▶ **EXERCISE PROMPT**:
Repeat each record below exactly as it is written.

▶ **RECORD EXCERPTS**:

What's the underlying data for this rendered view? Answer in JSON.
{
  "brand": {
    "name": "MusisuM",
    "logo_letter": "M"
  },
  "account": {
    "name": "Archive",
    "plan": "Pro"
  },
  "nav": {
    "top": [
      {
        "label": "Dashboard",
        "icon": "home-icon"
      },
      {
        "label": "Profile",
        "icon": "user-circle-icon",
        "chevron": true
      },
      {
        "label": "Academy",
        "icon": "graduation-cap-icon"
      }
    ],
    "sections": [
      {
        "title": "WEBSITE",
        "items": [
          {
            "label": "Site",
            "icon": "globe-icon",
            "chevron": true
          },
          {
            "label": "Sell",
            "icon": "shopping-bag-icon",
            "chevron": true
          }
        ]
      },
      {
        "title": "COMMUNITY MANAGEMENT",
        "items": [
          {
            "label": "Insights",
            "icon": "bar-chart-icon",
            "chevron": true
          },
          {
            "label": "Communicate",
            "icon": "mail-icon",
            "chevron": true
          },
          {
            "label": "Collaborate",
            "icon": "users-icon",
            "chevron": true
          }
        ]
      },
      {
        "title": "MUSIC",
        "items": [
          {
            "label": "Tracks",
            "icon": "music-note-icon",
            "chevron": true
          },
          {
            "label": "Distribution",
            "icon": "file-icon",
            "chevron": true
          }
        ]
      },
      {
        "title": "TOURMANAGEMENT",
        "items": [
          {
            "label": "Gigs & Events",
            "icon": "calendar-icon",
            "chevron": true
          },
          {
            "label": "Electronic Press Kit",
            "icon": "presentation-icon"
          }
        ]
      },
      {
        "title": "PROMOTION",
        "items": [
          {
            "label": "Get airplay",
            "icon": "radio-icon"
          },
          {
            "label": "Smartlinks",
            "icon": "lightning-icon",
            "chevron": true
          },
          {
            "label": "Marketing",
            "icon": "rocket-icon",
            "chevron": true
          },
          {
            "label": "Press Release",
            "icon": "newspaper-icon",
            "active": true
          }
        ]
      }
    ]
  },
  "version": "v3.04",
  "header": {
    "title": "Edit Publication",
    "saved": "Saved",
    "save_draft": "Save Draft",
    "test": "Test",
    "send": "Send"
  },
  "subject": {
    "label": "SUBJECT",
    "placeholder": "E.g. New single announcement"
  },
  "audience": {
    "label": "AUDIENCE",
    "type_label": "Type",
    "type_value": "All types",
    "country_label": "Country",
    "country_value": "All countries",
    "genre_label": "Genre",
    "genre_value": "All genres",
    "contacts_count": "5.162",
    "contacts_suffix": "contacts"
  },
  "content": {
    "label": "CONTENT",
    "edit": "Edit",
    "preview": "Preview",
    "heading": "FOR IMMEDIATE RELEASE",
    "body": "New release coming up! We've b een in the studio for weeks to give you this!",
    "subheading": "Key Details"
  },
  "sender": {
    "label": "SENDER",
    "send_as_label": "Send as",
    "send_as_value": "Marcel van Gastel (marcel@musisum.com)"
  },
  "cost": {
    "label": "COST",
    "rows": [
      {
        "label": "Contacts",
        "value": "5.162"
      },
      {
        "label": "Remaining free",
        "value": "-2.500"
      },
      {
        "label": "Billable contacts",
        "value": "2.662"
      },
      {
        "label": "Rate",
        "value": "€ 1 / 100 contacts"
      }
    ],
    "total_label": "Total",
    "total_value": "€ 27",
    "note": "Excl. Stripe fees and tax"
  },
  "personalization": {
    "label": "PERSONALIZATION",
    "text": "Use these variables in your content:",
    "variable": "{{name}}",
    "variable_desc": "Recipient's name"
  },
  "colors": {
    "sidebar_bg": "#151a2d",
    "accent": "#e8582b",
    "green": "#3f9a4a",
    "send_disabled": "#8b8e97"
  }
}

▶ **FINISHED TASK**:
What's the underlying data for this rendered view? Answer in JSON.
{
  "brand": {
    "name": "MusisuM",
    "logo_letter": "M"
  },
  "account": {
    "name": "Archive",
    "plan": "Pro"
  },
  "nav": {
    "top": [
      {
        "label": "Dashboard",
        "icon": "home-icon"
      },
      {
        "label": "Profile",
        "icon": "user-circle-icon",
        "chevron": true
      },
      {
        "label": "Academy",
        "icon": "graduation-cap-icon"
      }
    ],
    "sections": [
      {
        "title": "WEBSITE",
        "items": [
          {
            "label": "Site",
            "icon": "globe-icon",
            "chevron": true
          },
          {
            "label": "Sell",
            "icon": "shopping-bag-icon",
            "chevron": true
          }
        ]
      },
      {
        "title": "COMMUNITY MANAGEMENT",
        "items": [
          {
            "label": "Insights",
            "icon": "bar-chart-icon",
            "chevron": true
          },
          {
            "label": "Communicate",
            "icon": "mail-icon",
            "chevron": true
          },
          {
            "label": "Collaborate",
            "icon": "users-icon",
            "chevron": true
          }
        ]
      },
      {
        "title": "MUSIC",
        "items": [
          {
            "label": "Tracks",
            "icon": "music-note-icon",
            "chevron": true
          },
          {
            "label": "Distribution",
            "icon": "file-icon",
            "chevron": true
          }
        ]
      },
      {
        "title": "TOURMANAGEMENT",
        "items": [
          {
            "label": "Gigs & Events",
            "icon": "calendar-icon",
            "chevron": true
          },
          {
            "label": "Electronic Press Kit",
            "icon": "presentation-icon"
          }
        ]
      },
      {
        "title": "PROMOTION",
        "items": [
          {
            "label": "Get airplay",
            "icon": "radio-icon"
          },
          {
            "label": "Smartlinks",
            "icon": "lightning-icon",
            "chevron": true
          },
          {
            "label": "Marketing",
            "icon": "rocket-icon",
            "chevron": true
          },
          {
            "label": "Press Release",
            "icon": "newspaper-icon",
            "active": true
          }
        ]
      }
    ]
  },
  "version": "v3.04",
  "header": {
    "title": "Edit Publication",
    "saved": "Saved",
    "save_draft": "Save Draft",
    "test": "Test",
    "send": "Send"
  },
  "subject": {
    "label": "SUBJECT",
    "placeholder": "E.g. New single announcement"
  },
  "audience": {
    "label": "AUDIENCE",
    "type_label": "Type",
    "type_value": "All types",
    "country_label": "Country",
    "country_value": "All countries",
    "genre_label": "Genre",
    "genre_value": "All genres",
    "contacts_count": "5.162",
    "contacts_suffix": "contacts"
  },
  "content": {
    "label": "CONTENT",
    "edit": "Edit",
    "preview": "Preview",
    "heading": "FOR IMMEDIATE RELEASE",
    "body": "New release coming up! We've b een in the studio for weeks to give you this!",
    "subheading": "Key Details"
  },
  "sender": {
    "label": "SENDER",
    "send_as_label": "Send as",
    "send_as_value": "Marcel van Gastel (marcel@musisum.com)"
  },
  "cost": {
    "label": "COST",
    "rows": [
      {
        "label": "Contacts",
        "value": "5.162"
      },
      {
        "label": "Remaining free",
        "value": "-2.500"
      },
      {
        "label": "Billable contacts",
        "value": "2.662"
      },
      {
        "label": "Rate",
        "value": "€ 1 / 100 contacts"
      }
    ],
    "total_label": "Total",
    "total_value": "€ 27",
    "note": "Excl. Stripe fees and tax"
  },
  "personalization": {
    "label": "PERSONALIZATION",
    "text": "Use these variables in your content:",
    "variable": "{{name}}",
    "variable_desc": "Recipient's name"
  },
  "colors": {
    "sidebar_bg": "#151a2d",
    "accent": "#e8582b",
    "green": "#3f9a4a",
    "send_disabled": "#8b8e97"
  }
}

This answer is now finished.